As Mark Twain said, “If you don’t read the newspaper, you’re uninformed; if you do read the newspaper, you’re misinformed“. The truth of this became evident to me recently when I would ask friends of mine if they’d like to join me at an Occupy assembly or meeting. Strangely, one of the few friends that immediately said “I’d love to!” was a staunch conservative. He just wanted to see what they were like; he had no intention of getting involved. My more progressive friends, most of whom are fairly well-educated, and rather frustrated with DC gridlock, erosion of personal rights, and the negative influence of corporate dollars on government – all basic Occupy themes – would typically decline. I’m not pushy about my interest in the movement, so it took me a while to figure out their reluctance. And when I did, their reasons surprised me, because they were based on a couple of fundamental misconceptions. The most common reason for not wanting to attend was – hilariously – “I don’t want to go stand in the cold for an hour or sit in a tent with a bunch of hipsters”. As our discussions went more in depth, I was surprised to find that many of my well-read, otherwise intelligent friends had an incredibly skewed view of the movement, largely framed by television news coverage. In my opinion, this view of the movement is not the result of some vast corporate media conspiracy, it’s simply a reflection of the laziness, ineptness, and sensationalism that characterizes today’s journalism in general. So I thought we’d do some mythbusting, and touch on a few of the most common misconceptions people still have about the movement.
1.) It’s in a tent at the park

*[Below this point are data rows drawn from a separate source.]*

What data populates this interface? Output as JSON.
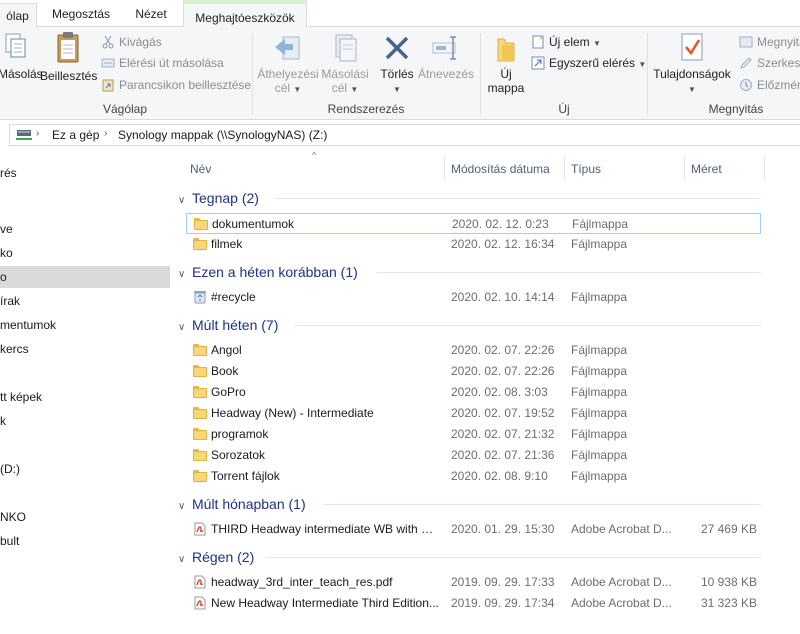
{
  "tabs": [
    {
      "label": "ólap"
    },
    {
      "label": "Megosztás"
    },
    {
      "label": "Nézet"
    },
    {
      "label": "Meghajtóeszközök"
    }
  ],
  "ribbon": {
    "clipboard": {
      "label": "Vágólap",
      "copy": "Másolás",
      "paste": "Beillesztés",
      "cut": "Kivágás",
      "copy_path": "Elérési út másolása",
      "paste_shortcut": "Parancsikon beillesztése"
    },
    "organize": {
      "label": "Rendszerezés",
      "move_to_1": "Áthelyezési",
      "move_to_2": "cél",
      "copy_to_1": "Másolási",
      "copy_to_2": "cél",
      "delete": "Törlés",
      "rename": "Átnevezés"
    },
    "new": {
      "label": "Új",
      "new_folder_1": "Új",
      "new_folder_2": "mappa",
      "new_item": "Új elem",
      "easy_access": "Egyszerű elérés"
    },
    "open": {
      "label": "Megnyitás",
      "properties": "Tulajdonságok",
      "open": "Megnyitás",
      "edit": "Szerkesztés",
      "history": "Előzmények"
    }
  },
  "address": {
    "crumbs": [
      "Ez a gép",
      "Synology mappak (\\\\SynologyNAS) (Z:)"
    ]
  },
  "nav": {
    "items": [
      {
        "label": "rés",
        "selected": false
      },
      {
        "label": "ve",
        "selected": false
      },
      {
        "label": "ko",
        "selected": false
      },
      {
        "label": "o",
        "selected": true
      },
      {
        "label": "írak",
        "selected": false
      },
      {
        "label": "mentumok",
        "selected": false
      },
      {
        "label": "kercs",
        "selected": false
      },
      {
        "label": "tt képek",
        "selected": false
      },
      {
        "label": "k",
        "selected": false
      },
      {
        "label": "(D:)",
        "selected": false
      },
      {
        "label": "NKO",
        "selected": false
      },
      {
        "label": "bult",
        "selected": false
      }
    ]
  },
  "columns": {
    "name": "Név",
    "modified": "Módosítás dátuma",
    "type": "Típus",
    "size": "Méret"
  },
  "groups": [
    {
      "title": "Tegnap (2)",
      "rows": [
        {
          "icon": "folder",
          "name": "dokumentumok",
          "date": "2020. 02. 12. 0:23",
          "type": "Fájlmappa",
          "size": "",
          "focus": true
        },
        {
          "icon": "folder",
          "name": "filmek",
          "date": "2020. 02. 12. 16:34",
          "type": "Fájlmappa",
          "size": ""
        }
      ]
    },
    {
      "title": "Ezen a héten korábban (1)",
      "rows": [
        {
          "icon": "recycle",
          "name": "#recycle",
          "date": "2020. 02. 10. 14:14",
          "type": "Fájlmappa",
          "size": ""
        }
      ]
    },
    {
      "title": "Múlt héten (7)",
      "rows": [
        {
          "icon": "folder",
          "name": "Angol",
          "date": "2020. 02. 07. 22:26",
          "type": "Fájlmappa",
          "size": ""
        },
        {
          "icon": "folder",
          "name": "Book",
          "date": "2020. 02. 07. 22:26",
          "type": "Fájlmappa",
          "size": ""
        },
        {
          "icon": "folder",
          "name": "GoPro",
          "date": "2020. 02. 08. 3:03",
          "type": "Fájlmappa",
          "size": ""
        },
        {
          "icon": "folder",
          "name": "Headway (New) - Intermediate",
          "date": "2020. 02. 07. 19:52",
          "type": "Fájlmappa",
          "size": ""
        },
        {
          "icon": "folder",
          "name": "programok",
          "date": "2020. 02. 07. 21:32",
          "type": "Fájlmappa",
          "size": ""
        },
        {
          "icon": "folder",
          "name": "Sorozatok",
          "date": "2020. 02. 07. 21:36",
          "type": "Fájlmappa",
          "size": ""
        },
        {
          "icon": "folder",
          "name": "Torrent fájlok",
          "date": "2020. 02. 08. 9:10",
          "type": "Fájlmappa",
          "size": ""
        }
      ]
    },
    {
      "title": "Múlt hónapban (1)",
      "rows": [
        {
          "icon": "pdf",
          "name": "THIRD Headway intermediate WB with ke...",
          "date": "2020. 01. 29. 15:30",
          "type": "Adobe Acrobat D...",
          "size": "27 469 KB"
        }
      ]
    },
    {
      "title": "Régen (2)",
      "rows": [
        {
          "icon": "pdf",
          "name": "headway_3rd_inter_teach_res.pdf",
          "date": "2019. 09. 29. 17:33",
          "type": "Adobe Acrobat D...",
          "size": "10 938 KB"
        },
        {
          "icon": "pdf",
          "name": "New Headway Intermediate Third Edition...",
          "date": "2019. 09. 29. 17:34",
          "type": "Adobe Acrobat D...",
          "size": "31 323 KB"
        }
      ]
    }
  ],
  "colors": {
    "group_header": "#1e3287",
    "folder": "#f8d775",
    "pdf": "#d93025",
    "selection_border": "#99d1ff",
    "nav_selected": "#d9d9d9"
  }
}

This is probably one of the single biggest misconceptions people have about the Occupy movement. Because of the media’s presentation of information, and its need to “create a story” that can be presented in minute-long news segments, most people think the movement only exists in tents in public parks. And that it’s all about getting pepper-sprayed. The fact is that although the early encampments generated the most publicity and provided a public hub for networking, the vast majority of activity at this point actually takes place at general assemblies, in working groups, planning committees, and online, none of which require a tent or a park.
2.) It’s over.
Nothing could be further from the truth. If you regularly attend meetings or general assemblies in any given community, you will see the numbers at the meetings fluctuate, but you will consistently still see new and enthused faces, and slowly growing numbers. Think about it this way. Six months ago, there were thousands, if not millions of people nationwide who were frustrated and angry about the injustices occurring in the country they love, but having no idea who else out there felt the same. Now they know there are tens of thousands of other people who feel the same way. And thanks to the web, now they know how to contact them. See this map of over 200 groups nationwide if you think the movement is fading. If you wanted to get involved RIGHT NOW, you would have no trouble at all reaching out to thousands of others around the nation and the world. Instantly.
3.) It’s a bunch of hippies and commies
At meetings nationwide, and at all the meetings I personally have attended, you will see everyone from high school and college students, to regular “working class” people, to professionals in law and health care, to academics and second-generation activists. And the ideologies of the people present will range from socialist, to liberal and conservative capitalists, to libertarians and tea partiers. The common ground in Occupy is about basic injustice and equality, not about a specific political or ideological platform. And the movement doesn’t have a hairstyle or uniform.
4.) It’s The Democrat’s Tea Party
If you think the Occupy movement is supported by Democrats, take a look at Los Angeles, Oakland, Portland, and other cities, where a Democratic mayor or largely Democratic city government was responsible for shutting down the Occupy camps, in many cases using militaristic police force. And take note of major Democratic political figures’ relative silence on the topic of the Occupy movement. It’s intrinsic to the very heart of the movement to be non-partisan, and as soon as Democratic politicians learned the truth of this, they stopped pandering and paying lip-service.
5.) It’s Anti-Republican, Anti-Rich, and Anti-Capitalist, And Has No Agenda
You don’t have to attend an Occupy meeting to find people naive enough to think wealth is a bad thing, or who don’t like certain Republican platform positions, or think everyone should get a free ride. And although you’ll find plenty of people waving their short-sighted 80′s era “tax the rich” signs at Occupy events, you’ll find a LOT MORE people who simply want to get the corporate influence out of government, and see some justice for the criminal nature of the global banking system, and who have a vision for a slightly better world based on a government that represents the people’s wishes. If you actually pay attention to the common “demands” of Occupiers, the common themes that arise are more about fair labor and education opportunities, ending “agency capture” and “corporate personhood”, and generally restoring a lot of things that many of us would consider simply “American”.